Only in New York​​​​​​
Great Britain’s Andy Murray serves to Serbia’s Novak Djokovic in the final match of the men’s single
competition at the 2012 US Open

Even more than an internationally renowned tennis tournament,
the US Open is an annual celebration of all things New York

aris, London, New York and Melbourne, Australia, are each great cities that play host to one of tennis’s four major championships, known collectively as the Grand Slam. Naturally, every one of these tournaments takes on its city’s character, but none more so than the US Open. For two weeks spanning the end of each August and the beginning of each September, the USTA Billie Jean King National Tennis Center in Flushing Meadows, New York, just a short drive or subway ride from Midtown Manhattan, becomes the home of a tennis exhibition so quintessentially New York that it rivals a bagel topped with cream cheese and lox, the Sunday Times and the Statue of Liberty.

It’s also a place to see, hear, taste and feel some things that are totally unique to the Big Apple. Here are just a few.
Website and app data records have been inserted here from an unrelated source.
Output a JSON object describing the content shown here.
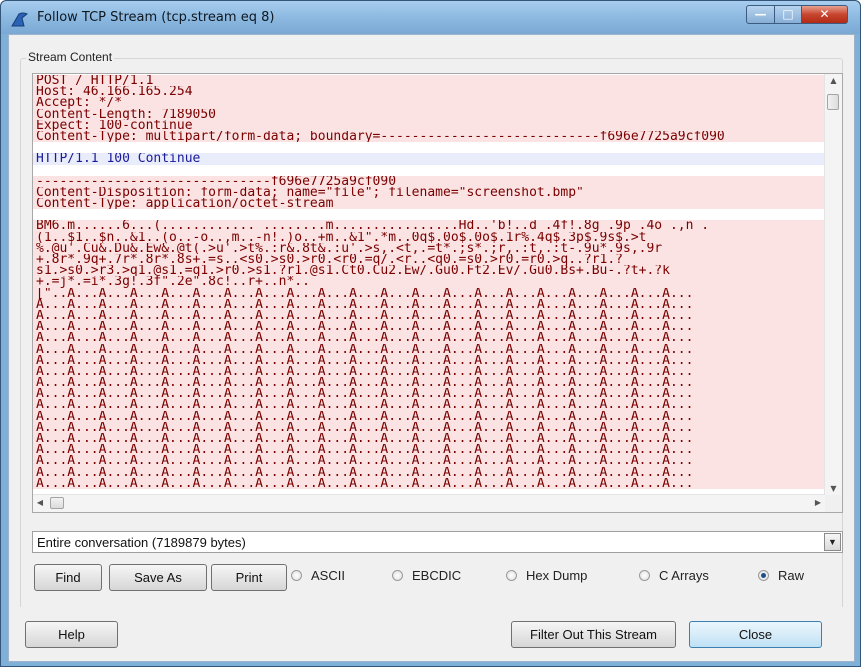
{
  "window": {
    "title": "Follow TCP Stream (tcp.stream eq 8)"
  },
  "stream_group_label": "Stream Content",
  "stream_lines": [
    {
      "text": "POST / HTTP/1.1",
      "side": "client"
    },
    {
      "text": "Host: 46.166.165.254",
      "side": "client"
    },
    {
      "text": "Accept: */*",
      "side": "client"
    },
    {
      "text": "Content-Length: 7189050",
      "side": "client"
    },
    {
      "text": "Expect: 100-continue",
      "side": "client"
    },
    {
      "text": "Content-Type: multipart/form-data; boundary=----------------------------f696e7725a9cf090",
      "side": "client"
    },
    {
      "text": "",
      "side": "blank"
    },
    {
      "text": "HTTP/1.1 100 Continue",
      "side": "server"
    },
    {
      "text": "",
      "side": "blank"
    },
    {
      "text": "------------------------------f696e7725a9cf090",
      "side": "client"
    },
    {
      "text": "Content-Disposition: form-data; name=\"file\"; filename=\"screenshot.bmp\"",
      "side": "client"
    },
    {
      "text": "Content-Type: application/octet-stream",
      "side": "client"
    },
    {
      "text": "",
      "side": "blank"
    },
    {
      "text": "BM6.m......6...(............ ........m................Hd..'b!..d .4f!.8g .9p .4o .,n .",
      "side": "client"
    },
    {
      "text": "(1..$1..$n..&1..(o..-o..,m..-n!.)o..+m..&1\".*m..0q$.0o$.0o$.1r%.4q$.3p$.9s$.>t",
      "side": "client"
    },
    {
      "text": "%.@u'.Cu&.Du&.Ew&.@t(.>u'.>t%.:r&.8t&.:u'.>s,.<t,.=t*.;s*.;r,.:t,.:t-.9u*.9s,.9r",
      "side": "client"
    },
    {
      "text": "+.8r*.9q+.7r*.8r*.8s+.=s..<s0.>s0.>r0.<r0.=q/.<r..<q0.=s0.>r0.=r0.>q..?r1.?",
      "side": "client"
    },
    {
      "text": "s1.>s0.>r3.>q1.@s1.=q1.>r0.>s1.?r1.@s1.Ct0.Cu2.Ew/.Gu0.Ft2.Ev/.Gu0.Bs+.Bu-.?t+.?k",
      "side": "client"
    },
    {
      "text": "+.=j*.=i*.3g!.3f\".2e\".8c!..r+..n*..",
      "side": "client"
    },
    {
      "text": "[\"..A...A...A...A...A...A...A...A...A...A...A...A...A...A...A...A...A...A...A...A...",
      "side": "client"
    },
    {
      "text": "A...A...A...A...A...A...A...A...A...A...A...A...A...A...A...A...A...A...A...A...A...",
      "side": "client"
    },
    {
      "text": "A...A...A...A...A...A...A...A...A...A...A...A...A...A...A...A...A...A...A...A...A...",
      "side": "client"
    },
    {
      "text": "A...A...A...A...A...A...A...A...A...A...A...A...A...A...A...A...A...A...A...A...A...",
      "side": "client"
    },
    {
      "text": "A...A...A...A...A...A...A...A...A...A...A...A...A...A...A...A...A...A...A...A...A...",
      "side": "client"
    },
    {
      "text": "A...A...A...A...A...A...A...A...A...A...A...A...A...A...A...A...A...A...A...A...A...",
      "side": "client"
    },
    {
      "text": "A...A...A...A...A...A...A...A...A...A...A...A...A...A...A...A...A...A...A...A...A...",
      "side": "client"
    },
    {
      "text": "A...A...A...A...A...A...A...A...A...A...A...A...A...A...A...A...A...A...A...A...A...",
      "side": "client"
    },
    {
      "text": "A...A...A...A...A...A...A...A...A...A...A...A...A...A...A...A...A...A...A...A...A...",
      "side": "client"
    },
    {
      "text": "A...A...A...A...A...A...A...A...A...A...A...A...A...A...A...A...A...A...A...A...A...",
      "side": "client"
    },
    {
      "text": "A...A...A...A...A...A...A...A...A...A...A...A...A...A...A...A...A...A...A...A...A...",
      "side": "client"
    },
    {
      "text": "A...A...A...A...A...A...A...A...A...A...A...A...A...A...A...A...A...A...A...A...A...",
      "side": "client"
    },
    {
      "text": "A...A...A...A...A...A...A...A...A...A...A...A...A...A...A...A...A...A...A...A...A...",
      "side": "client"
    },
    {
      "text": "A...A...A...A...A...A...A...A...A...A...A...A...A...A...A...A...A...A...A...A...A...",
      "side": "client"
    },
    {
      "text": "A...A...A...A...A...A...A...A...A...A...A...A...A...A...A...A...A...A...A...A...A...",
      "side": "client"
    },
    {
      "text": "A...A...A...A...A...A...A...A...A...A...A...A...A...A...A...A...A...A...A...A...A...",
      "side": "client"
    },
    {
      "text": "A...A...A...A...A...A...A...A...A...A...A...A...A...A...A...A...A...A...A...A...A...",
      "side": "client"
    },
    {
      "text": "A...A...A...A...A...A...A...A...A...A...A...A...A...A...A...A...A...A...A...A...A...",
      "side": "client"
    }
  ],
  "conversation_select": {
    "value": "Entire conversation (7189879 bytes)"
  },
  "actions": {
    "find": "Find",
    "save_as": "Save As",
    "print": "Print"
  },
  "formats": [
    {
      "label": "ASCII",
      "selected": false
    },
    {
      "label": "EBCDIC",
      "selected": false
    },
    {
      "label": "Hex Dump",
      "selected": false
    },
    {
      "label": "C Arrays",
      "selected": false
    },
    {
      "label": "Raw",
      "selected": true
    }
  ],
  "footer": {
    "help": "Help",
    "filter_out": "Filter Out This Stream",
    "close": "Close"
  },
  "colors": {
    "client_text": "#7a0000",
    "client_bg": "#fbe3e3",
    "server_text": "#1a1a9a",
    "server_bg": "#e8ecfb"
  }
}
Arthur Ashe Stadium, left, the main stadium of the USTA Billie Jean King National Tennis Center in New York City, is illuminated during the 2005 US Open


Arguing about sports is a sport unto itself in the city that never sleeps. And no one is about to back down from his or her opinion. On your way to Flushing Meadows, which is in Queens, don’t be surprised if you see a 7-year-old carrying an oversized autograph-covered tennis ball and hotly debating whether Rafael Nadal or Roger Federer is better with a suit-wearing Wall Street business executive on the 7 train. It can be more entertaining than a Broadway show. Don’t be bashful; join the conversation. Just don’t take it personally when another little kid rolls his eyes at you for saying Novak Djokovic is better than either Nadal or Federer.

Stadiums all over the world serve up great food these days, from burgers to hot dogs and lobster rolls to slow-cooked-pork tacos. You can buy all that and more at the tennis center in Queens. But if you really want to get into the spirit of things, try the half-pound pastrami or corned beef on rye served up at the tennis center’s outpost of the world-famous Carnegie Deli, a New York institution. Trust us, you won’t find sandwiches like these anywhere else on the tour.

Night matches bring an air of sophistication to the tournament. It’s the ultimate scene in a town that’s all about maximizing your exposure.

Night matches bring an air of sophistication to the tournament. It’s the ultimate scene in a town that’s all about maximizing your exposure. When headliners like Federer and Serena Williams play under the lights, stars like Tony Bennett, Alec Baldwin, Jay-Z, Beyoncé and Justin Timberlake can usually be spotted either courtside or peering down from luxury suites.

Winners of matches played on the center’s Arthur Ashe Stadium court are asked to sign three balls and then hit them into the 22,547-seat stands. Thanks to modern rackets and the strength of today’s athletes, almost everyone who can see the court is within range to catch one.

Spectators fill the stands of Arthur Ashe Stadium on day four of the 2012 US Open


This is the one Grand Slam event for which players don’t have to win the final set by two games. Why? Because residents of the Big Apple have places to go and things to do, and while they love tennis, they’re not patient enough to sit through a marathon like John Isner’s 2010 win over Nicolas Mahut at Wimbledon, which had a final score of 70–68 in the fifth set. Fuhgeddaboudit! The Yankees are playing the Red Sox at 8 o’clock, and they’ve got to get from Queens to the Bronx in 45 minutes!


DAVID DUSEK is a senior writer for Golfweek. He previously worked for Tennis magazine and Golf Magazine.

  • Photo by Elsa; courtesy of Getty Images
  • Photo by Ezra Shaw; courtesy of Getty Images
  • Photo by Cameron Spencer; courtesy of Getty Images
  • Photo by Don Emmert; courtesy of AFP/Getty Images